### WHAT THE EXERCISE ASKS
In the records below, pick out all lines containing the word "JSON".
————————
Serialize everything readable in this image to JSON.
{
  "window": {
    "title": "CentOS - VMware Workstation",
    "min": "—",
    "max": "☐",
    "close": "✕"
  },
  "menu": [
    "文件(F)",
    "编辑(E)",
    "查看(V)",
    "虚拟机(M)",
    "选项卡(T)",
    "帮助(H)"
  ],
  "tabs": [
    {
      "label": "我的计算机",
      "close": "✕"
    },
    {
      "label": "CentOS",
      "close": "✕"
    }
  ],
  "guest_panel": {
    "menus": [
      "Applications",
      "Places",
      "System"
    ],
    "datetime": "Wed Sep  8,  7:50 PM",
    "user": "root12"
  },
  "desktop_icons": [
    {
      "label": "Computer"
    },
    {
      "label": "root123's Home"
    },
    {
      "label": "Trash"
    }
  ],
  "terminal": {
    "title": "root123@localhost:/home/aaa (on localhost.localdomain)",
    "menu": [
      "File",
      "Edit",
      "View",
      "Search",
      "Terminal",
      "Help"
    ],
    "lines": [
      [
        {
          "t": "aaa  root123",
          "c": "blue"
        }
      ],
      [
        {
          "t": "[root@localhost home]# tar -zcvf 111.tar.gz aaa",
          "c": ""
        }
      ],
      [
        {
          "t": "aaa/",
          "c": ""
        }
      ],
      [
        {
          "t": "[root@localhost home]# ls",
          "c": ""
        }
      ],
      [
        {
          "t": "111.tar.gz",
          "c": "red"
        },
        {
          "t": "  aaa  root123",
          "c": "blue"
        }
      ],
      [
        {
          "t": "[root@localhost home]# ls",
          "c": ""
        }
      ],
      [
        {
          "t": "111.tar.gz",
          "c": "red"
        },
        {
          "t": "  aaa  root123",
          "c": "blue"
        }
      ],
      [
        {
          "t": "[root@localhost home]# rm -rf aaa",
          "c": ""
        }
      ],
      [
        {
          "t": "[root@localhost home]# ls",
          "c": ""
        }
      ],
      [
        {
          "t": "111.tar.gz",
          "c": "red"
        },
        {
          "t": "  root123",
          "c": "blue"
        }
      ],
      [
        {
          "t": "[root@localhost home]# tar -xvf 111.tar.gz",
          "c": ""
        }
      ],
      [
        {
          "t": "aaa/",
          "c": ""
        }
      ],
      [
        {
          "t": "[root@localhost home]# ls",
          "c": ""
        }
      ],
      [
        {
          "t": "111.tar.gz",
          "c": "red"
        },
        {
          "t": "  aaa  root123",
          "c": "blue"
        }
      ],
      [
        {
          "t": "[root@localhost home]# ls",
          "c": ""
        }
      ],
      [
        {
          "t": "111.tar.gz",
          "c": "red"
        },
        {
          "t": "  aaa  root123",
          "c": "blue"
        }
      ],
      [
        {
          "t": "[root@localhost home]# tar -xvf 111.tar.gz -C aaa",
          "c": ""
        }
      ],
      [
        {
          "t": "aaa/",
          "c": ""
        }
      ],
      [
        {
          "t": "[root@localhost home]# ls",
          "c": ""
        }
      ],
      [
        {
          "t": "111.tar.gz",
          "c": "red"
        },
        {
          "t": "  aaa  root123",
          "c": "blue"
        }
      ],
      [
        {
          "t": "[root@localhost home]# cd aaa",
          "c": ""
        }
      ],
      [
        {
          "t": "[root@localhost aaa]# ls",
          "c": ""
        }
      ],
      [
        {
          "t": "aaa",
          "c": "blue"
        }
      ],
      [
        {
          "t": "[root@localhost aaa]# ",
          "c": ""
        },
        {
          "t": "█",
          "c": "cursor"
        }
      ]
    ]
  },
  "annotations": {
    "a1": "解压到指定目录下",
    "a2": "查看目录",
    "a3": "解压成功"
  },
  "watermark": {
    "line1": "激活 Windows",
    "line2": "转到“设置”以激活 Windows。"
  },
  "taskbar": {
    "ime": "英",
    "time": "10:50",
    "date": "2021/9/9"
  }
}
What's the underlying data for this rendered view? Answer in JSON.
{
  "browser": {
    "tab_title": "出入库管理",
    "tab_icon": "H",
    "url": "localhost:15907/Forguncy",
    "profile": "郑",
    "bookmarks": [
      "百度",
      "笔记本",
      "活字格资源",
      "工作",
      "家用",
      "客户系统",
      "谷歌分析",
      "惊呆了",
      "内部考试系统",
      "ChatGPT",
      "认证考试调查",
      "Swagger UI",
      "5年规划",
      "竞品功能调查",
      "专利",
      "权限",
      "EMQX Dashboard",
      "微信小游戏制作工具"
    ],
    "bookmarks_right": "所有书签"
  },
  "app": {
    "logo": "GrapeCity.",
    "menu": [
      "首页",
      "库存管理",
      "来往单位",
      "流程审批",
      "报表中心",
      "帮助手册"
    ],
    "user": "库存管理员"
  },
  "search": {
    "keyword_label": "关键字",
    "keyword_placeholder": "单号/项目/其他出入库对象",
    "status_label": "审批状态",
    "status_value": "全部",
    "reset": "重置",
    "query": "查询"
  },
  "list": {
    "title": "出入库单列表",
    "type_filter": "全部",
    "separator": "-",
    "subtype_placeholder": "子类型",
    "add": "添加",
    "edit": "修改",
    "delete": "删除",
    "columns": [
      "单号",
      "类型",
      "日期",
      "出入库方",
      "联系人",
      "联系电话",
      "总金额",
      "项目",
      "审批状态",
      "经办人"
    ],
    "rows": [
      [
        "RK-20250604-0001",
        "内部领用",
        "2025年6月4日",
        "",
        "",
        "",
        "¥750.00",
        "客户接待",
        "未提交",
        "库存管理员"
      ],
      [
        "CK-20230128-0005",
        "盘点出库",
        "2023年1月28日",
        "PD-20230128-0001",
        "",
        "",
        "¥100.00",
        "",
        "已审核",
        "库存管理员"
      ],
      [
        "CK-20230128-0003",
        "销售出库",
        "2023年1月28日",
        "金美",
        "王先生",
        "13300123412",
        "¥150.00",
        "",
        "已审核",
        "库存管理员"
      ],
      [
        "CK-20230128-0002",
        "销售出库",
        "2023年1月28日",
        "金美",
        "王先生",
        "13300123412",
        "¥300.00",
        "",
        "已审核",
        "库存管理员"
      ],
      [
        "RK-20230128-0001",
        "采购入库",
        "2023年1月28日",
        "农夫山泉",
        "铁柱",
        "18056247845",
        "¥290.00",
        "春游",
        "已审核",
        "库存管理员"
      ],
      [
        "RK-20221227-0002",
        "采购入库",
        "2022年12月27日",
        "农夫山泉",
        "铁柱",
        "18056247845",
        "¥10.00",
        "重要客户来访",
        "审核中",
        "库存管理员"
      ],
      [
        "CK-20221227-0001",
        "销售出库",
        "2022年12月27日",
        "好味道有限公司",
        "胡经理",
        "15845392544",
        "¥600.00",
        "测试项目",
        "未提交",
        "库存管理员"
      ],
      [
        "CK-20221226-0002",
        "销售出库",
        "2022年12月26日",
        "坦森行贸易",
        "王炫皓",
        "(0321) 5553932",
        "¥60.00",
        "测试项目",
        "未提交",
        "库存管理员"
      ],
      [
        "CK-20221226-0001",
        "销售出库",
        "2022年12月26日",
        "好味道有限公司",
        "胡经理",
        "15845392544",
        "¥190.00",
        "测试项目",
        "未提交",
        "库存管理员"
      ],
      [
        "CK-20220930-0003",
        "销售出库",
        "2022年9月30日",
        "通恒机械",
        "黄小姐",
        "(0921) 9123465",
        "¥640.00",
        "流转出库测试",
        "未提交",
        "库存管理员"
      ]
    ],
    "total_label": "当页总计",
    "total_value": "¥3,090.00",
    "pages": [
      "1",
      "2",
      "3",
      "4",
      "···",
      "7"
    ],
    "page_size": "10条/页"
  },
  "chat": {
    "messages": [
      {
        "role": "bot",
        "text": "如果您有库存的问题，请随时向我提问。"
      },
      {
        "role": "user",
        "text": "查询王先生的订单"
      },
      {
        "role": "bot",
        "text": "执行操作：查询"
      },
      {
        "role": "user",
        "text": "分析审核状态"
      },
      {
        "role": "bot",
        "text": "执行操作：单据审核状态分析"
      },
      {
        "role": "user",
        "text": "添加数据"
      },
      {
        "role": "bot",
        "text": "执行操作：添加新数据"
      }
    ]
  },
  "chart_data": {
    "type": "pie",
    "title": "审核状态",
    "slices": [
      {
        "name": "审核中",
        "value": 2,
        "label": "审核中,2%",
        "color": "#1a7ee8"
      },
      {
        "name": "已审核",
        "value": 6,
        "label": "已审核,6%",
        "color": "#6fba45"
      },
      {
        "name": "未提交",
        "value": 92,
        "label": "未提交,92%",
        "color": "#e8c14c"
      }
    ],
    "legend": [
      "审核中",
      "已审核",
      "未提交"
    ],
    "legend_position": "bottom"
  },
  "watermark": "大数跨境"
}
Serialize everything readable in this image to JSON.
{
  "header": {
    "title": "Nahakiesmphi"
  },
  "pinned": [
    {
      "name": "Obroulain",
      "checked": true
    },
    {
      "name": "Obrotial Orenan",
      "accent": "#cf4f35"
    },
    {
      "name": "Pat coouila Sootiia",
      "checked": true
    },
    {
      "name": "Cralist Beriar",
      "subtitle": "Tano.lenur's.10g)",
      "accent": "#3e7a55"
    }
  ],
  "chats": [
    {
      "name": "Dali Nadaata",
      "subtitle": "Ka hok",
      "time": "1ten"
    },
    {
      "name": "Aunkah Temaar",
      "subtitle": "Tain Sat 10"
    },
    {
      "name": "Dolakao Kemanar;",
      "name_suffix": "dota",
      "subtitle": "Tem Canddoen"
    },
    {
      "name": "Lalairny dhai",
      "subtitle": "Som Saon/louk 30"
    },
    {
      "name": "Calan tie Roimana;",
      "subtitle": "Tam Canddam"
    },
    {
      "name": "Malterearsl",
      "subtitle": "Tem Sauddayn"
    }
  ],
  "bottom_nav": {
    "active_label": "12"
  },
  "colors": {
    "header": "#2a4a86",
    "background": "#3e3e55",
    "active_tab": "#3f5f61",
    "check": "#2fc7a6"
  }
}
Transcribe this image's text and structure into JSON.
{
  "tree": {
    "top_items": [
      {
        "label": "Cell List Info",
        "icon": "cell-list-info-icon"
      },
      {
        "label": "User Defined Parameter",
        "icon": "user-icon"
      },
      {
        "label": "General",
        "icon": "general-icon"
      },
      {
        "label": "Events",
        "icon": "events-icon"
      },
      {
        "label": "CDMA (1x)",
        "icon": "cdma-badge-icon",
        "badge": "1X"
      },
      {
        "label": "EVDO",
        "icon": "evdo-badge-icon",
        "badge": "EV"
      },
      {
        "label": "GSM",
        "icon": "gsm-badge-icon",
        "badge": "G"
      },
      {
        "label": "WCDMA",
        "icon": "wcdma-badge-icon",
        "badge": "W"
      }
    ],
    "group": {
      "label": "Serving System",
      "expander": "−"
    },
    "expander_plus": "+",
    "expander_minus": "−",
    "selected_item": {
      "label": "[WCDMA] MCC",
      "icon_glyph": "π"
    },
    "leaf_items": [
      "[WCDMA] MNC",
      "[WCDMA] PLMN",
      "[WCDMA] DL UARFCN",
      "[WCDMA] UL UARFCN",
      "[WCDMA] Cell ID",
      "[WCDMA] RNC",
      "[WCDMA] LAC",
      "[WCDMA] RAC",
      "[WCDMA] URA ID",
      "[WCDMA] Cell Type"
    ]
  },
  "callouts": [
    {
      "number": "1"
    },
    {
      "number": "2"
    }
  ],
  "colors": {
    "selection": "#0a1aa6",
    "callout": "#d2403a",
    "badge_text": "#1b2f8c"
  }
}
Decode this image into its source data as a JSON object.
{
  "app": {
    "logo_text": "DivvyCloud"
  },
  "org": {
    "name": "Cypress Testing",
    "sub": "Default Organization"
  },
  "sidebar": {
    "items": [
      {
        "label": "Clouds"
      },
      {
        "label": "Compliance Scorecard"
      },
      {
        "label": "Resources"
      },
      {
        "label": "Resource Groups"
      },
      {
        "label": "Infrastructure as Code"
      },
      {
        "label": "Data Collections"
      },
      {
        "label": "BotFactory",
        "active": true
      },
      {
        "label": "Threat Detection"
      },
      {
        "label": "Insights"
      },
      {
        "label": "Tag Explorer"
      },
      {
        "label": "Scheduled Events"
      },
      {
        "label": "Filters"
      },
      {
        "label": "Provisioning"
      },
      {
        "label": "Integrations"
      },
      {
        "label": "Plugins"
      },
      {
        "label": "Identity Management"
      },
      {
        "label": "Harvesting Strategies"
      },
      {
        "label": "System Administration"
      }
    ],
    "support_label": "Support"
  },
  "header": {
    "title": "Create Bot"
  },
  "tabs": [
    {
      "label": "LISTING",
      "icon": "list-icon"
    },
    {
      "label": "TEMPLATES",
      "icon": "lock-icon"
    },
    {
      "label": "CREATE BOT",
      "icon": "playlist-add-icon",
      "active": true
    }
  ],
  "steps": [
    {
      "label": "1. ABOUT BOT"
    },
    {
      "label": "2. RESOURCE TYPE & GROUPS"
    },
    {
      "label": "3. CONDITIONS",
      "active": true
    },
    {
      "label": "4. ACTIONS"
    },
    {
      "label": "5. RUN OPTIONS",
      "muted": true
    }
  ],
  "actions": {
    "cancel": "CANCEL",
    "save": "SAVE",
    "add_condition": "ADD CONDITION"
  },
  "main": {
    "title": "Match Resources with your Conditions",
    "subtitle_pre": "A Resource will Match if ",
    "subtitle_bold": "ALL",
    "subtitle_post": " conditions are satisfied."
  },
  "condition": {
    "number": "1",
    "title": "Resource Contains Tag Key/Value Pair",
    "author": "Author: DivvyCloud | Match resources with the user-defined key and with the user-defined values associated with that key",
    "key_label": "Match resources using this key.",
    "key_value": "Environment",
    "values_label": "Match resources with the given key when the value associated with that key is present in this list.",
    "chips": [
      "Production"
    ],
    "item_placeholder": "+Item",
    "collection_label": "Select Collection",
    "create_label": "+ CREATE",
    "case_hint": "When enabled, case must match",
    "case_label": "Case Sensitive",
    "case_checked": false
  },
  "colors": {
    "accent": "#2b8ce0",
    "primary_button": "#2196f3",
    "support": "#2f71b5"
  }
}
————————
### RESULT FOR THIS EXERCISE
Serialize everything readable in this image to JSON.
What's the underlying data for this rendered view? Answer in JSON.
Serialize everything readable in this image to JSON.
Transcribe this image's text and structure into JSON.
Decode this image into its source data as a JSON object.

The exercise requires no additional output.